• **Work required**
Reproduce the complete set of records, exactly as they appear.

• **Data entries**
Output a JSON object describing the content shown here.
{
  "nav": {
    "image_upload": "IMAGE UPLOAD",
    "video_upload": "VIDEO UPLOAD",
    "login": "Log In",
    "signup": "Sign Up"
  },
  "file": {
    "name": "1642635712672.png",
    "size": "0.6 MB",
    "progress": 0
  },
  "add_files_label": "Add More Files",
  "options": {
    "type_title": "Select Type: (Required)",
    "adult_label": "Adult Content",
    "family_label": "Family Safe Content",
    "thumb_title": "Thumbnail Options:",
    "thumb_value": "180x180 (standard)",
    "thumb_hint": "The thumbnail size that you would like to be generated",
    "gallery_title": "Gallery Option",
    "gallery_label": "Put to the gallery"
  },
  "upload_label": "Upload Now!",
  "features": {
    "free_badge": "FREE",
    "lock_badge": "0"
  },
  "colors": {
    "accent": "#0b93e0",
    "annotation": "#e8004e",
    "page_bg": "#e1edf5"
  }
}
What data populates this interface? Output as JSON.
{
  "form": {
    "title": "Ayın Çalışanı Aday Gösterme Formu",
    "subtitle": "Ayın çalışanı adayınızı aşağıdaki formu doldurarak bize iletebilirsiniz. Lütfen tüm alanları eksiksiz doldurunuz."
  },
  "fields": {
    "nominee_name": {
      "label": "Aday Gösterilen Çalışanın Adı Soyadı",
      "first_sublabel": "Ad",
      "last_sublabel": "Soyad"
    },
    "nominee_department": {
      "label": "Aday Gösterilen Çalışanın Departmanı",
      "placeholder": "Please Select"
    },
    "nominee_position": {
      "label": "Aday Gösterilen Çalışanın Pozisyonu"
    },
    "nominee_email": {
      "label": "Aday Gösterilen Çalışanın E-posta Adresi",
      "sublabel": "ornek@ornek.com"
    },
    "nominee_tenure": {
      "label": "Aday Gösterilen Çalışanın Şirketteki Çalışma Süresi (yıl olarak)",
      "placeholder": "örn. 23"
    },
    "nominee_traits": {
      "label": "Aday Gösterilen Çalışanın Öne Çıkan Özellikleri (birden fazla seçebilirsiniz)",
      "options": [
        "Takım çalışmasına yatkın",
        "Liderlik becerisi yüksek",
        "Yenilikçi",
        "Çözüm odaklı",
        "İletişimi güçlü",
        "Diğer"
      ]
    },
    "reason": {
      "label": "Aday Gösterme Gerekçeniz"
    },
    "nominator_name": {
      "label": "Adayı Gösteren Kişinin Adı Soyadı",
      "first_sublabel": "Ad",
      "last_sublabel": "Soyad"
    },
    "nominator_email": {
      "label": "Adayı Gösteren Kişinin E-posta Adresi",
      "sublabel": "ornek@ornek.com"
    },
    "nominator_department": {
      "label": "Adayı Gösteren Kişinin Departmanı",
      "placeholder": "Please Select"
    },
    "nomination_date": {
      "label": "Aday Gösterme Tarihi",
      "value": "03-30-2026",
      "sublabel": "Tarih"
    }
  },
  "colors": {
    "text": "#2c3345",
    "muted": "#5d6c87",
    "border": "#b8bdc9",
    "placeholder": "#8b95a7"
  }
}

• **Answer space**
Output a JSON object describing the content shown here.
{
  "nav": {
    "image_upload": "IMAGE UPLOAD",
    "video_upload": "VIDEO UPLOAD",
    "login": "Log In",
    "signup": "Sign Up"
  },
  "file": {
    "name": "1642635712672.png",
    "size": "0.6 MB",
    "progress": 0
  },
  "add_files_label": "Add More Files",
  "options": {
    "type_title": "Select Type: (Required)",
    "adult_label": "Adult Content",
    "family_label": "Family Safe Content",
    "thumb_title": "Thumbnail Options:",
    "thumb_value": "180x180 (standard)",
    "thumb_hint": "The thumbnail size that you would like to be generated",
    "gallery_title": "Gallery Option",
    "gallery_label": "Put to the gallery"
  },
  "upload_label": "Upload Now!",
  "features": {
    "free_badge": "FREE",
    "lock_badge": "0"
  },
  "colors": {
    "accent": "#0b93e0",
    "annotation": "#e8004e",
    "page_bg": "#e1edf5"
  }
}
What data populates this interface? Output as JSON.
{
  "form": {
    "title": "Ayın Çalışanı Aday Gösterme Formu",
    "subtitle": "Ayın çalışanı adayınızı aşağıdaki formu doldurarak bize iletebilirsiniz. Lütfen tüm alanları eksiksiz doldurunuz."
  },
  "fields": {
    "nominee_name": {
      "label": "Aday Gösterilen Çalışanın Adı Soyadı",
      "first_sublabel": "Ad",
      "last_sublabel": "Soyad"
    },
    "nominee_department": {
      "label": "Aday Gösterilen Çalışanın Departmanı",
      "placeholder": "Please Select"
    },
    "nominee_position": {
      "label": "Aday Gösterilen Çalışanın Pozisyonu"
    },
    "nominee_email": {
      "label": "Aday Gösterilen Çalışanın E-posta Adresi",
      "sublabel": "ornek@ornek.com"
    },
    "nominee_tenure": {
      "label": "Aday Gösterilen Çalışanın Şirketteki Çalışma Süresi (yıl olarak)",
      "placeholder": "örn. 23"
    },
    "nominee_traits": {
      "label": "Aday Gösterilen Çalışanın Öne Çıkan Özellikleri (birden fazla seçebilirsiniz)",
      "options": [
        "Takım çalışmasına yatkın",
        "Liderlik becerisi yüksek",
        "Yenilikçi",
        "Çözüm odaklı",
        "İletişimi güçlü",
        "Diğer"
      ]
    },
    "reason": {
      "label": "Aday Gösterme Gerekçeniz"
    },
    "nominator_name": {
      "label": "Adayı Gösteren Kişinin Adı Soyadı",
      "first_sublabel": "Ad",
      "last_sublabel": "Soyad"
    },
    "nominator_email": {
      "label": "Adayı Gösteren Kişinin E-posta Adresi",
      "sublabel": "ornek@ornek.com"
    },
    "nominator_department": {
      "label": "Adayı Gösteren Kişinin Departmanı",
      "placeholder": "Please Select"
    },
    "nomination_date": {
      "label": "Aday Gösterme Tarihi",
      "value": "03-30-2026",
      "sublabel": "Tarih"
    }
  },
  "colors": {
    "text": "#2c3345",
    "muted": "#5d6c87",
    "border": "#b8bdc9",
    "placeholder": "#8b95a7"
  }
}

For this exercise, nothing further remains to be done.